Wren lives in a dying world. A world that is part of a mechanical solar system, created long ago, and now its inner clockwork is slowing down. That system is now dying, and it is up to Wren and some companions to make her way through the inner workings of the solar system to find the disparate “keys” that will connect to rewind the clock and save the Sun, and all of the worlds that are revolving around it.
Brass Sun (Wheels of the World) is an intriguing ride as a graphic story, immersing you fully into an imagined world in which a Blind Watchmaker acted as a sort of God to create the mechanical solar system, and then divvied out the keys to different planets so that they would have to work together in times of crisis. It didn’t work. Instead of seeing each other as partners, they went to war with each other, trying to be the planet that would have the upper hand with the most “keys.”
Part steampunk, part sci-fi, part tech adventure, Brass Sun centers on Wren, who is sent on her mission by her grandfather just before he is captured and killed by a government suspicious of his activities (which run counter to the political, religious narrative of the time). There are lots of complicated smaller stories unfolding in Brass Sun, and writer Ian Edgington never lets you forget that this is a strange world he has imagined. The art by I. N. J. Culbard is wonderful and engaging, particularly in the oversized book that I got from my public library.
This book is part of a larger series apparently (since the story does not resolve at the end of the version I read). It would be appropriate for any middle and high school classroom and would surely engage those young readers who enjoy the concept of alternative world building.

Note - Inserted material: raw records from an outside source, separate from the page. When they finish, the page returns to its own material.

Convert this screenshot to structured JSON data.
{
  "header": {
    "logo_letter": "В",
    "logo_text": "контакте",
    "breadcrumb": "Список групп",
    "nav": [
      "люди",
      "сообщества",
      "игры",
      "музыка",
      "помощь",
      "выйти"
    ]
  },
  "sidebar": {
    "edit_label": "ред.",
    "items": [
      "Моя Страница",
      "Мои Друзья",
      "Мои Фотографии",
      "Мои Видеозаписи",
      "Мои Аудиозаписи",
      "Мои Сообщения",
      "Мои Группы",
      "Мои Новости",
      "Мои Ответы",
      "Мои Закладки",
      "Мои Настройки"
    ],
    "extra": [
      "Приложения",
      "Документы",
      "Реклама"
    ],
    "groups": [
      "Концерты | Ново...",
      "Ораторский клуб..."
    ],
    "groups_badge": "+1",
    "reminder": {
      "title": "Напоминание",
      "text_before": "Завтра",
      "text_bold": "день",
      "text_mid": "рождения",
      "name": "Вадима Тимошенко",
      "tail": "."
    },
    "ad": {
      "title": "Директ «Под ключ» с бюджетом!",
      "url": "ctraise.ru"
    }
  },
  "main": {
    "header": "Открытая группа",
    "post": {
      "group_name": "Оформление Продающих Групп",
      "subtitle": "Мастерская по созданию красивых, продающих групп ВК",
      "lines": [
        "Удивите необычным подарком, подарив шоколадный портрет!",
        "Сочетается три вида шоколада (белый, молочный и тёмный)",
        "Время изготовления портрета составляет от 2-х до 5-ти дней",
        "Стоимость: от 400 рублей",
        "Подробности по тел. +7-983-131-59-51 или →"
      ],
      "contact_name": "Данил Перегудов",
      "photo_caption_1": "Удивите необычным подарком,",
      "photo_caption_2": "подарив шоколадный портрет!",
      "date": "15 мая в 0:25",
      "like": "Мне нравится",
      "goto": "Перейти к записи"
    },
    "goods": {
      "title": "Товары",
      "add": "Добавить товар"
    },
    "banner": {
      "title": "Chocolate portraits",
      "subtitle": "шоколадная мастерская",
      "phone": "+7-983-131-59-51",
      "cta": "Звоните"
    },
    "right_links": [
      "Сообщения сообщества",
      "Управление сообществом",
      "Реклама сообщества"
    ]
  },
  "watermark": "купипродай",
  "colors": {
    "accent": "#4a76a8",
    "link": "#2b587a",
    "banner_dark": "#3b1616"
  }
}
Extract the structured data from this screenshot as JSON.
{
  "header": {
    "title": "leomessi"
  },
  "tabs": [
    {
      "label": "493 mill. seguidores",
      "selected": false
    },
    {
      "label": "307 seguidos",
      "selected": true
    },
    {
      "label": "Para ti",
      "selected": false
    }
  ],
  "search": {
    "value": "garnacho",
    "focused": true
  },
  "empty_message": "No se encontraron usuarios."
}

Wren, as a protagonist, is a strong female character.
Peace (in the worlds beyond worlds),